Photography, however, is forbidden in nearly all colonies, only allowed if trust is earned by the person behind the camera.
She came to power following an election crisis, a coup and a popular uprising. Congress appointed Guiler as interim president during the lead-up to new elections but was overthrown in a military coup, which led to a bloody dictatorship. Still, her political career opened up a new range of possibilities for women. PLEASE, NO invitations or self promotions, THEY WILL BE DELETED. My photos are FREE to use, just give me credit and it would be nice if you let me know, thanks. In 2020, four female climbers – Cecilia and Rufina Llusco, Teodora Magueño, and Ana Lía Gonzáles – planted it there, a testimony of their resilience and determination to raise public awareness and action, from the highest mountains. She says the group’s aim is to “grow” the sport in Bolivia and advocate for “more spaces to practice so we can participate in sports tournaments around the world as other athletes do.” Crew members skate in Pairumani Park on the outskirts of Cochabamba — one of their favorite spots because of its beauty.

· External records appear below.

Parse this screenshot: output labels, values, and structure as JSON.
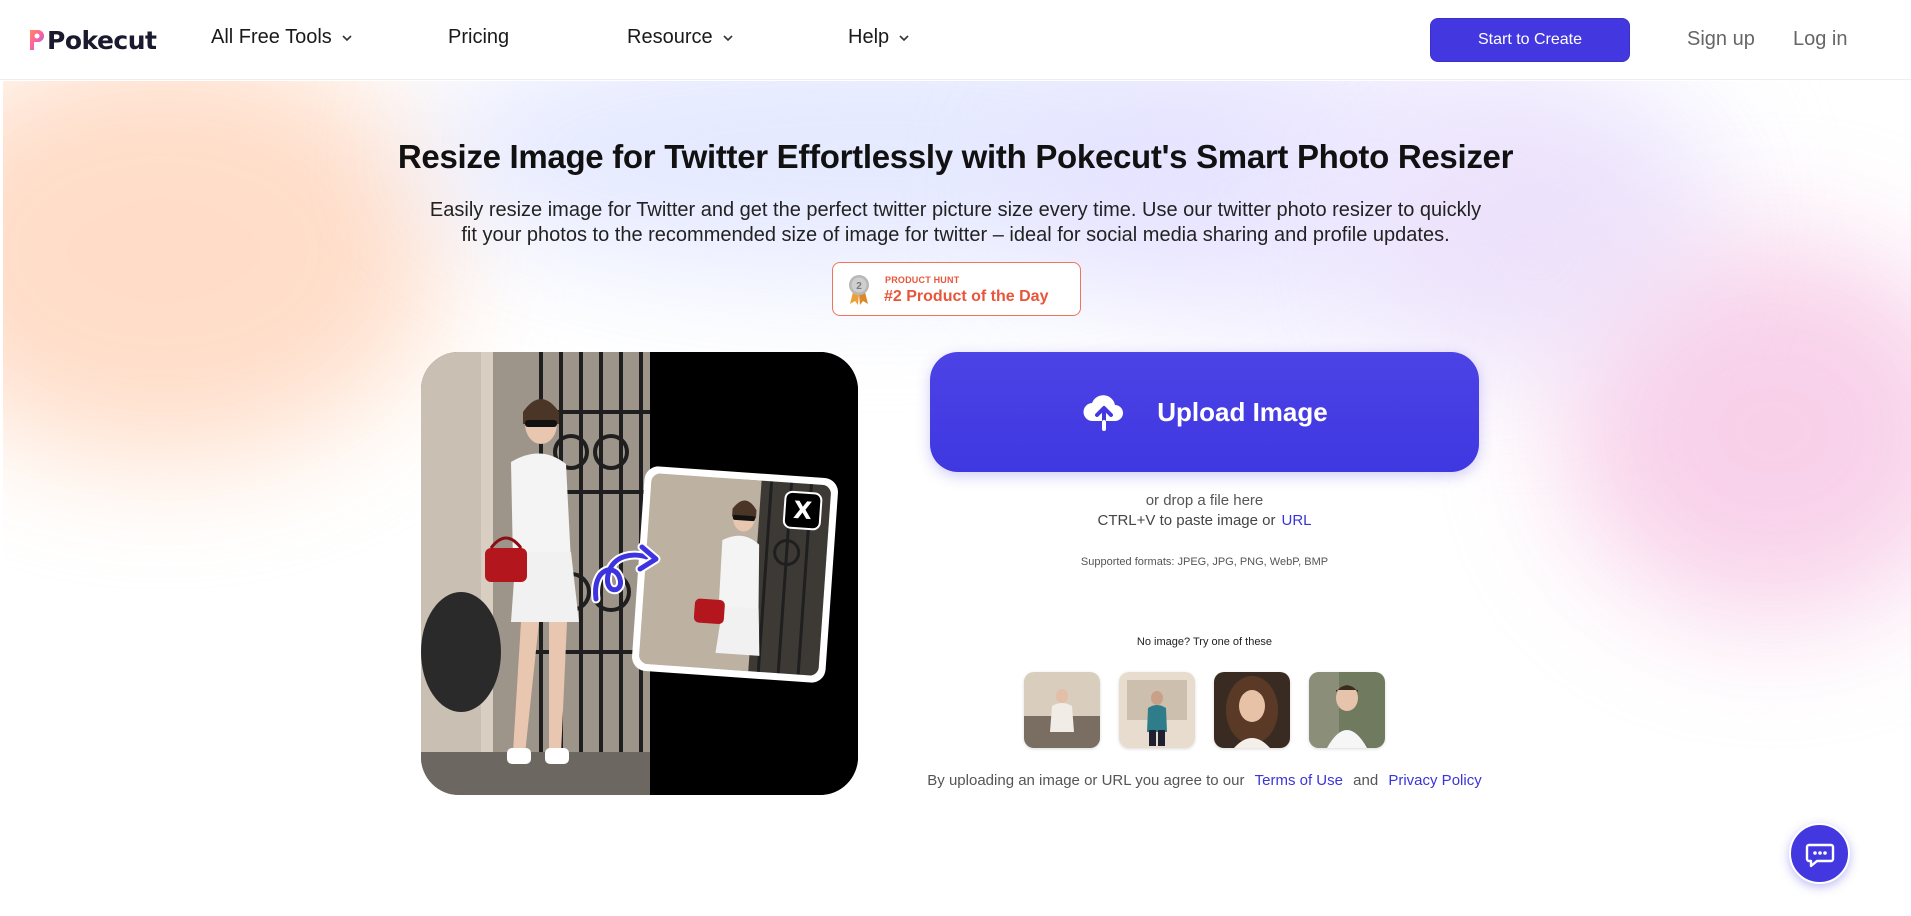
{
  "header": {
    "logo_text": "Pokecut",
    "nav": [
      {
        "label": "All Free Tools",
        "has_dropdown": true
      },
      {
        "label": "Pricing",
        "has_dropdown": false
      },
      {
        "label": "Resource",
        "has_dropdown": true
      },
      {
        "label": "Help",
        "has_dropdown": true
      }
    ],
    "cta_label": "Start to Create",
    "signup_label": "Sign up",
    "login_label": "Log in"
  },
  "hero": {
    "title": "Resize Image for Twitter Effortlessly with Pokecut's Smart Photo Resizer",
    "subtitle": "Easily resize image for Twitter and get the perfect twitter picture size every time. Use our twitter photo resizer to quickly fit your photos to the recommended size of image for twitter – ideal for social media sharing and profile updates.",
    "badge": {
      "rank": "2",
      "small": "PRODUCT HUNT",
      "big": "#2 Product of the Day"
    },
    "demo_badge_glyph": "X"
  },
  "upload": {
    "button_label": "Upload Image",
    "drop_hint": "or drop a file here",
    "paste_hint": "CTRL+V to paste image or",
    "url_link": "URL",
    "formats": "Supported formats: JPEG, JPG, PNG, WebP, BMP",
    "no_image": "No image? Try one of these",
    "agree_prefix": "By uploading an image or URL you agree to our",
    "terms_label": "Terms of Use",
    "and_text": "and",
    "privacy_label": "Privacy Policy"
  },
  "colors": {
    "brand": "#4338e0",
    "badge_accent": "#e8553a",
    "link": "#3b34d8"
  },
  "icons": {
    "upload": "cloud-upload-icon",
    "chat": "chat-bubble-icon",
    "chevron": "chevron-down-icon",
    "medal": "medal-icon"
  }
}
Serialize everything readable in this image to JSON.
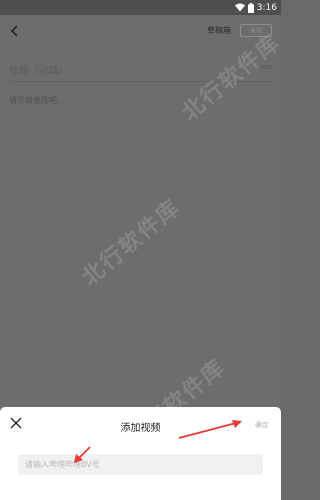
{
  "status_bar": {
    "time": "3:16",
    "icons": [
      "wifi-icon",
      "battery-icon"
    ]
  },
  "editor": {
    "drafts_label": "草稿箱",
    "publish_label": "发布",
    "title_placeholder": "标题（必填）",
    "title_counter": "0/30",
    "body_placeholder": "请尽情发挥吧..."
  },
  "sheet": {
    "title": "添加视频",
    "confirm_label": "确定",
    "input_placeholder": "请输入哔哩哔哩BV号"
  },
  "watermark": "北行软件库",
  "colors": {
    "annotation_arrow": "#e53935",
    "overlay": "#6a6a6a",
    "sheet_bg": "#ffffff"
  }
}
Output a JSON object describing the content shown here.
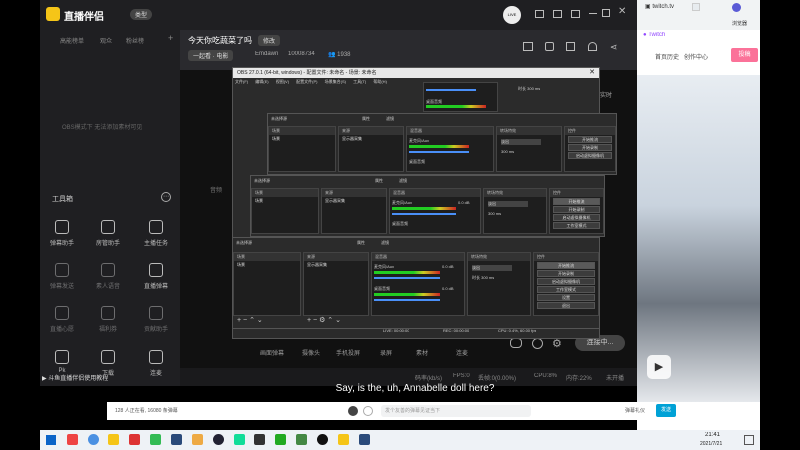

At first, her family didn’t approve of her engaging in the sport. But they changed their minds after her grandmother saw Luisa skating on a TV program. When she realized it was her granddaughter’s passion, her grandmother gave her the blessing to keep skating. Award-winning Brazilian photographer Luisa Dörr, who discovered the young women on Instagram, captured their vibe in a series of intimate portraits taken over two weeks in September and October 2021. Over the course of a decade, photographer Jordi Busqué observed and captured the way of life of Mennonite colonies across Bolivia. But eventually, some women began to speak out, and one night in June 2009, a man was caught inside a home and held by other male members of the community. The young man implicated eight others in the assaults — all of whom were Mennonites within the Manitoba Colony, except for one.